The intro to the opening track Conquest couldn’t be more obscure and damned, but it’s when drummer Rich Parker starts pounding his drums that a dark feeling truly impregnates the air. Martyn Grant’s vociferations boost the vileness of the song, with guitarists Paul “Budgie” Garbett and Leigh Jones being spot-on with their heavy and demonic riffs throughout the song’s eight raw and fierce minutes, ending with a sensational solo by lead guitarist Geoff Holmes. The following song, Destroyer of Worlds, is tailored for breaking your neck and pulverizing your spinal cord, with the Death Metal vocals by Martyn matching perfectly with the musicality generated by the rest of the band. It is a kick-ass combination of the heaviness and moodiness of Sludge Metal with the belligerence of Death Metal, or in other words, the level of brutality in this amazing composition is definitely not for the lighthearted. And increasing their speed a bit and leaning towards a more Death Metal vibe, Warcrab keep attacking us all with their visceral music in the solid In the Shadow of Grief, where all guitarists are in perfect sync while Rich continues to fire his rhythmic and potent beats.

group-photoIn the sensational Bury Me Before I’m Born, Geoff’s soulful solos are exactly what’s needed to give more balance to the overall inhumanity generated by the band in the beginning of the song, before Martyn growls his possessed words in a demonic way. Moreover, it has a primeval and tribal feel that gets mesmerizing as the song progresses, with the thunderous bass by Dave “Guppy” Simmonds snarling like an evil monster in the background. Warcrab still have a 10-minute ode to darkness and hate to offer us all, the title-track Scars of Aeons, a groovy and powerful composition where Martyn leads the band’s Doom Metal assault with his deranged growls and screams. Despite being a neck-breaking tune, it also brings forward a good amount of melody and harmony to the listener, proving how talented the whole band is, gradually slowing down and getting more and more blackened and melancholic until all is said and done.
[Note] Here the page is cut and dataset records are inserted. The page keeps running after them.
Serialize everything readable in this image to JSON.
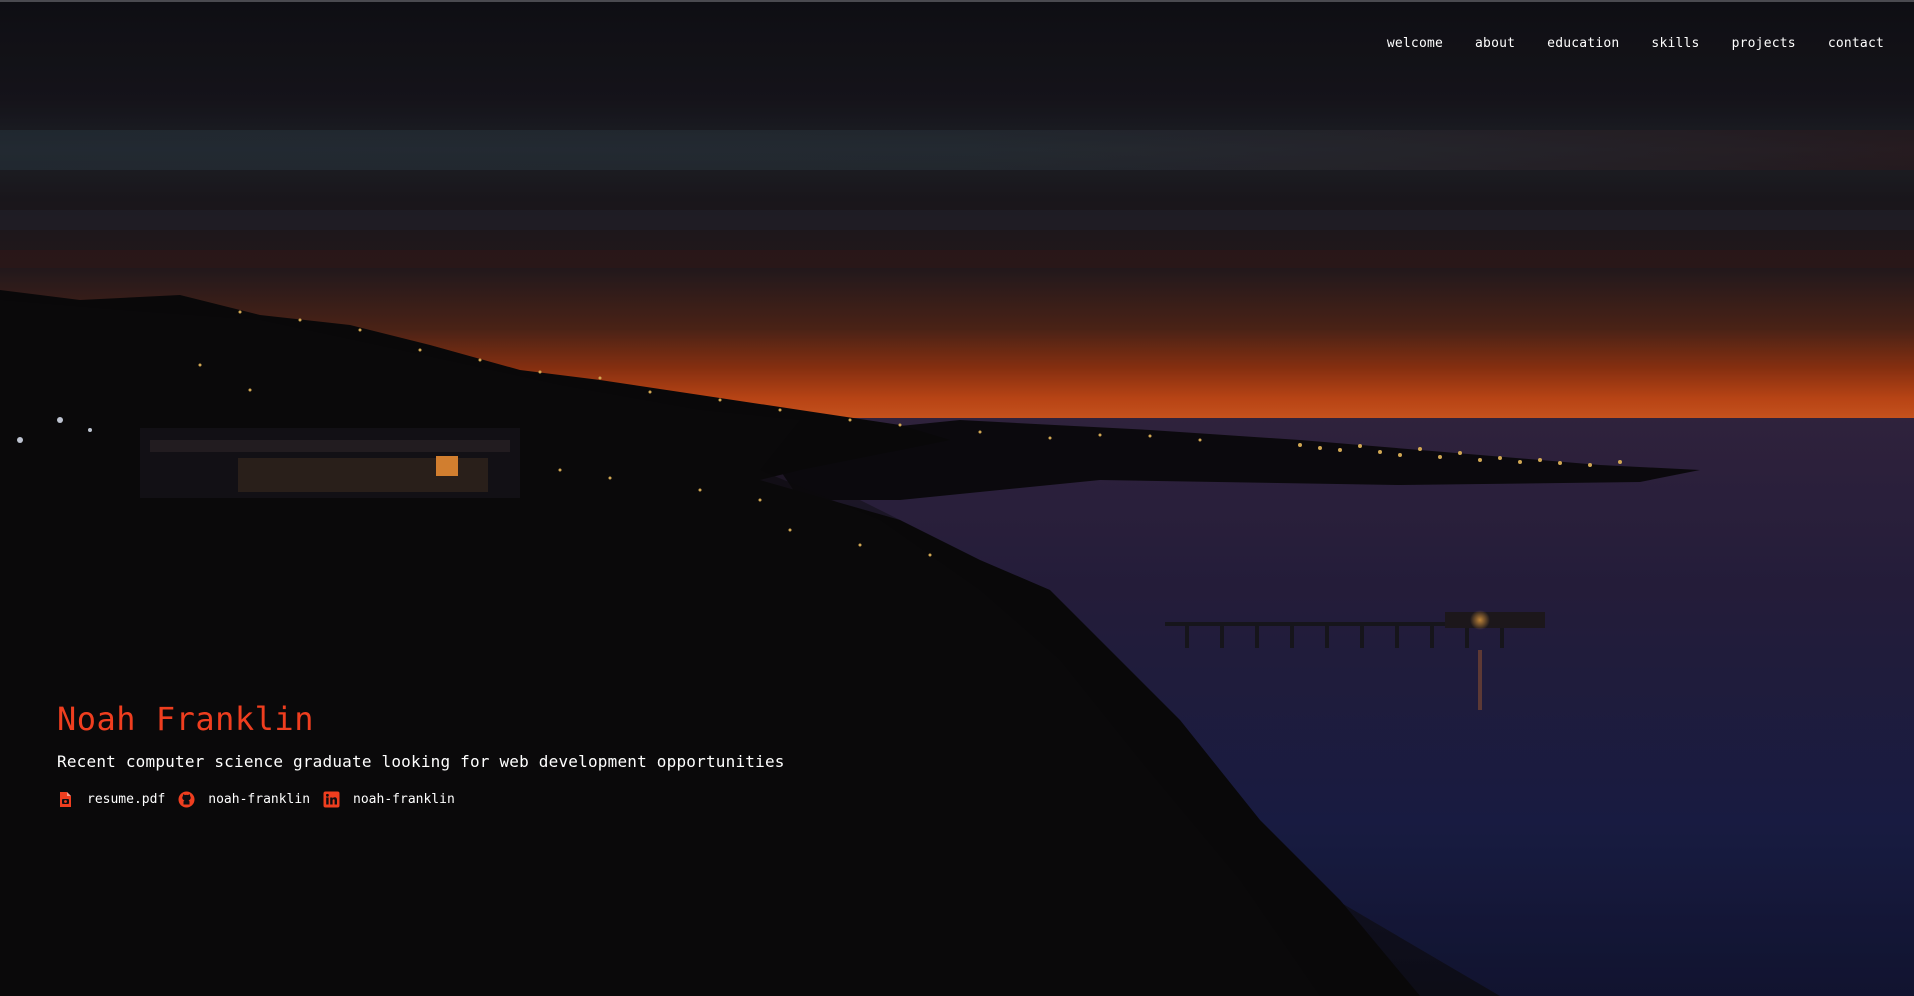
{
  "nav": {
    "items": [
      {
        "label": "welcome"
      },
      {
        "label": "about"
      },
      {
        "label": "education"
      },
      {
        "label": "skills"
      },
      {
        "label": "projects"
      },
      {
        "label": "contact"
      }
    ]
  },
  "hero": {
    "name": "Noah Franklin",
    "tagline": "Recent computer science graduate looking for web development opportunities",
    "links": [
      {
        "icon": "file-pdf-icon",
        "label": "resume.pdf"
      },
      {
        "icon": "github-icon",
        "label": "noah-franklin"
      },
      {
        "icon": "linkedin-icon",
        "label": "noah-franklin"
      }
    ]
  },
  "colors": {
    "accent": "#ef3e1f",
    "text": "#ffffff",
    "background": "#0d0d10"
  }
}
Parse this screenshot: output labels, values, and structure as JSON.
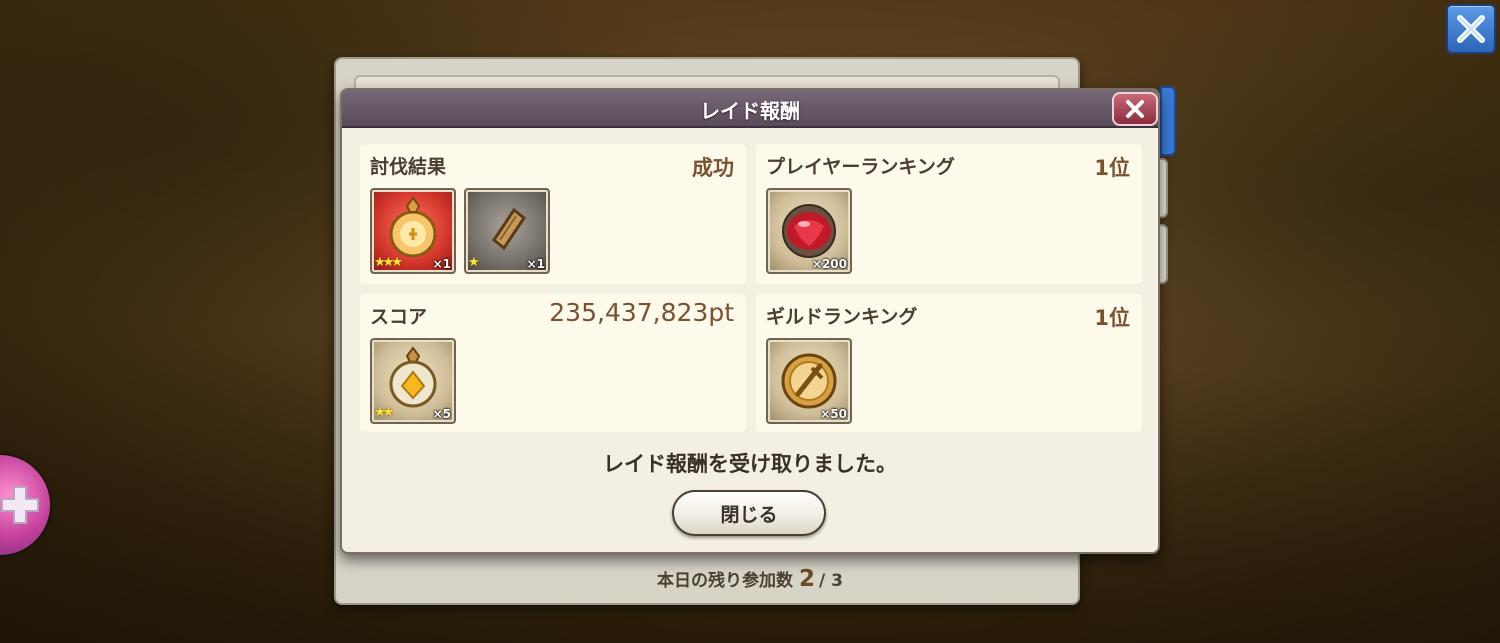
{
  "dialog": {
    "title": "レイド報酬",
    "message": "レイド報酬を受け取りました。",
    "close_button_label": "閉じる"
  },
  "cards": {
    "result": {
      "label": "討伐結果",
      "value": "成功",
      "items": [
        {
          "icon": "lamp-orb-icon",
          "stars": "★★★",
          "count": "×1",
          "frame": "red"
        },
        {
          "icon": "scroll-icon",
          "stars": "★",
          "count": "×1",
          "frame": "gray"
        }
      ]
    },
    "player_ranking": {
      "label": "プレイヤーランキング",
      "value": "1位",
      "items": [
        {
          "icon": "ruby-gem-icon",
          "count": "×200",
          "frame": "tan"
        }
      ]
    },
    "score": {
      "label": "スコア",
      "value": "235,437,823pt",
      "items": [
        {
          "icon": "gold-orb-icon",
          "stars": "★★",
          "count": "×5",
          "frame": "tan"
        }
      ]
    },
    "guild_ranking": {
      "label": "ギルドランキング",
      "value": "1位",
      "items": [
        {
          "icon": "sword-medal-icon",
          "count": "×50",
          "frame": "tan"
        }
      ]
    }
  },
  "footer": {
    "remaining_label": "本日の残り参加数",
    "remaining_count": "2",
    "remaining_total": "/ 3"
  },
  "colors": {
    "header": "#5a4c5a",
    "close_red": "#8a2c3e",
    "screen_close_blue": "#2c64b8",
    "value_brown": "#7a5230"
  }
}
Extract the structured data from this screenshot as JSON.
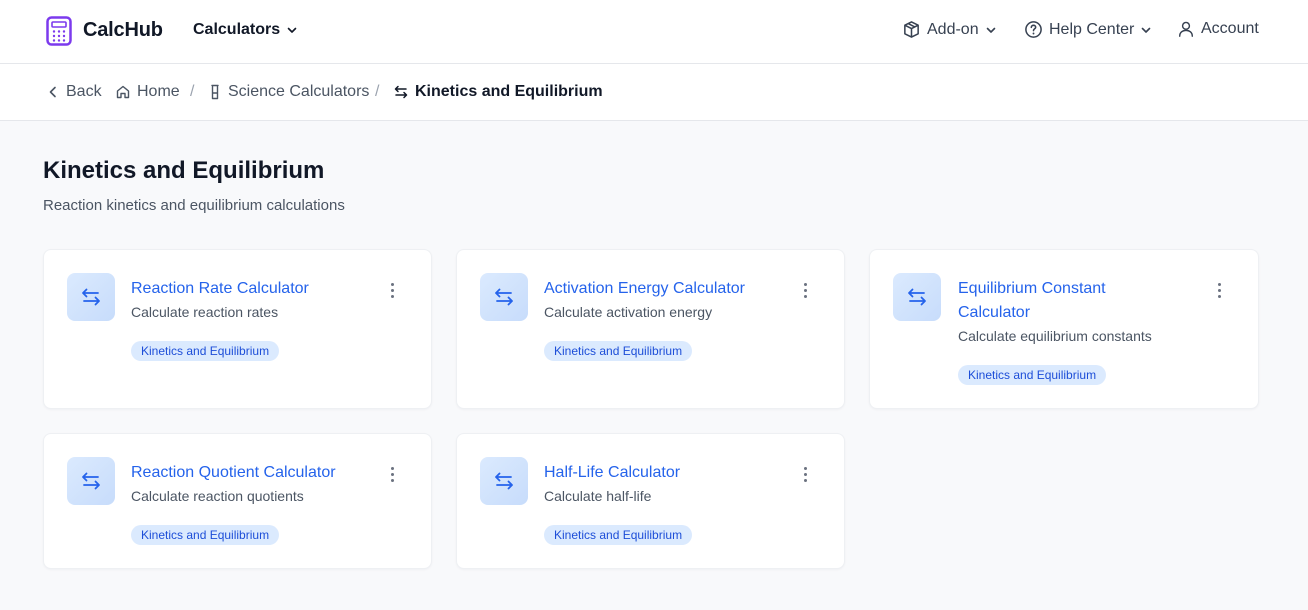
{
  "header": {
    "brand": "CalcHub",
    "calculators_menu": "Calculators",
    "addon": "Add-on",
    "help_center": "Help Center",
    "account": "Account"
  },
  "breadcrumb": {
    "back": "Back",
    "home": "Home",
    "science": "Science Calculators",
    "current": "Kinetics and Equilibrium",
    "separator": "/"
  },
  "page": {
    "title": "Kinetics and Equilibrium",
    "subtitle": "Reaction kinetics and equilibrium calculations"
  },
  "cards": [
    {
      "title": "Reaction Rate Calculator",
      "description": "Calculate reaction rates",
      "tag": "Kinetics and Equilibrium",
      "icon": "swap-arrows-icon"
    },
    {
      "title": "Activation Energy Calculator",
      "description": "Calculate activation energy",
      "tag": "Kinetics and Equilibrium",
      "icon": "swap-arrows-icon"
    },
    {
      "title": "Equilibrium Constant Calculator",
      "description": "Calculate equilibrium constants",
      "tag": "Kinetics and Equilibrium",
      "icon": "swap-arrows-icon"
    },
    {
      "title": "Reaction Quotient Calculator",
      "description": "Calculate reaction quotients",
      "tag": "Kinetics and Equilibrium",
      "icon": "swap-arrows-icon"
    },
    {
      "title": "Half-Life Calculator",
      "description": "Calculate half-life",
      "tag": "Kinetics and Equilibrium",
      "icon": "swap-arrows-icon"
    }
  ],
  "colors": {
    "accent": "#2563eb",
    "tag_bg": "#dbeafe",
    "logo": "#7c3aed",
    "page_bg": "#f8f9fb"
  }
}
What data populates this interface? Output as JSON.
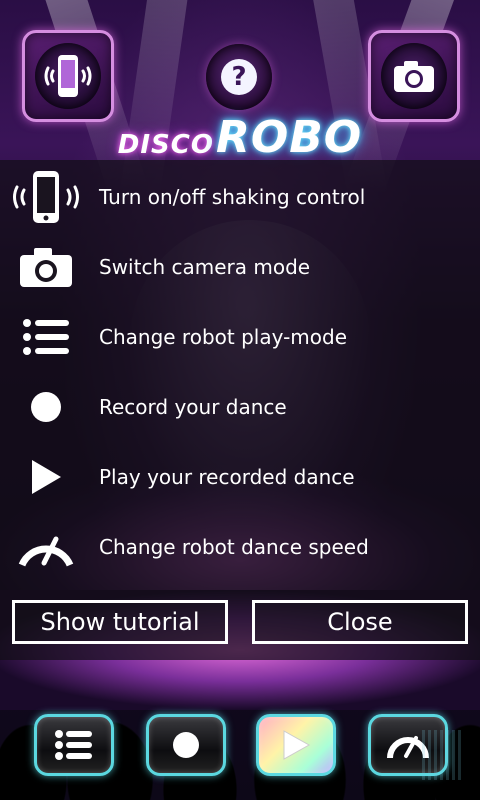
{
  "app": {
    "logo_small": "DISCO",
    "logo_big": "ROBO"
  },
  "top_bar": {
    "left_icon": "shake-phone-icon",
    "center_icon": "help-icon",
    "center_glyph": "?",
    "right_icon": "camera-icon"
  },
  "help_overlay": {
    "items": [
      {
        "icon": "shake-phone-icon",
        "label": "Turn on/off shaking control"
      },
      {
        "icon": "camera-icon",
        "label": "Switch camera mode"
      },
      {
        "icon": "list-icon",
        "label": "Change robot play-mode"
      },
      {
        "icon": "record-icon",
        "label": "Record your dance"
      },
      {
        "icon": "play-icon",
        "label": "Play your recorded dance"
      },
      {
        "icon": "speed-gauge-icon",
        "label": "Change robot dance speed"
      }
    ],
    "show_tutorial_label": "Show tutorial",
    "close_label": "Close"
  },
  "bottom_bar": {
    "buttons": [
      {
        "icon": "list-icon"
      },
      {
        "icon": "record-icon"
      },
      {
        "icon": "play-icon",
        "active": true
      },
      {
        "icon": "speed-gauge-icon"
      }
    ]
  },
  "colors": {
    "overlay_bg": "#120e16",
    "top_button_border": "#d58ee0",
    "bottom_button_border": "#5bd8e0",
    "text": "#ffffff"
  }
}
As aforementioned, I consider Scars of Aeons one of the most complete and thrilling Sludge/Doom Metal albums of the past few years, offering all the elements traditionally found in this type of music and at the same time presenting a fresh vibe thanks to the sensational job done by all Warcrab guys with their instruments. They deserve our respect and support for carrying the flag of extreme music in such a classy way, and in order to do that we should all give them a shout at their Facebook page, bang our heads to their music at their YouTube channel, and obviously purchase Scars of Aeons at the Black Bow Records’ BandCamp page.

Best moments of the album: Destroyer of Worlds and Scars of Aeons.

Worst moments of the album: None.

Released in 2016 Black Bow Records

Track listing
1. Conquest 8:29
2. Destroyer of Worlds 4:47
3. In the Shadow of Grief 5:56
4. Bury Me Before I’m Born 4:51
5. Scars of Aeons 10:09

Band members
Martyn Grant – vocals
Geoff Holmes – lead guitar
Paul “Budgie” Garbett – guitar
Leigh Jones – guitar
Dave “Guppy” Simmonds – bass
Rich Parker – drums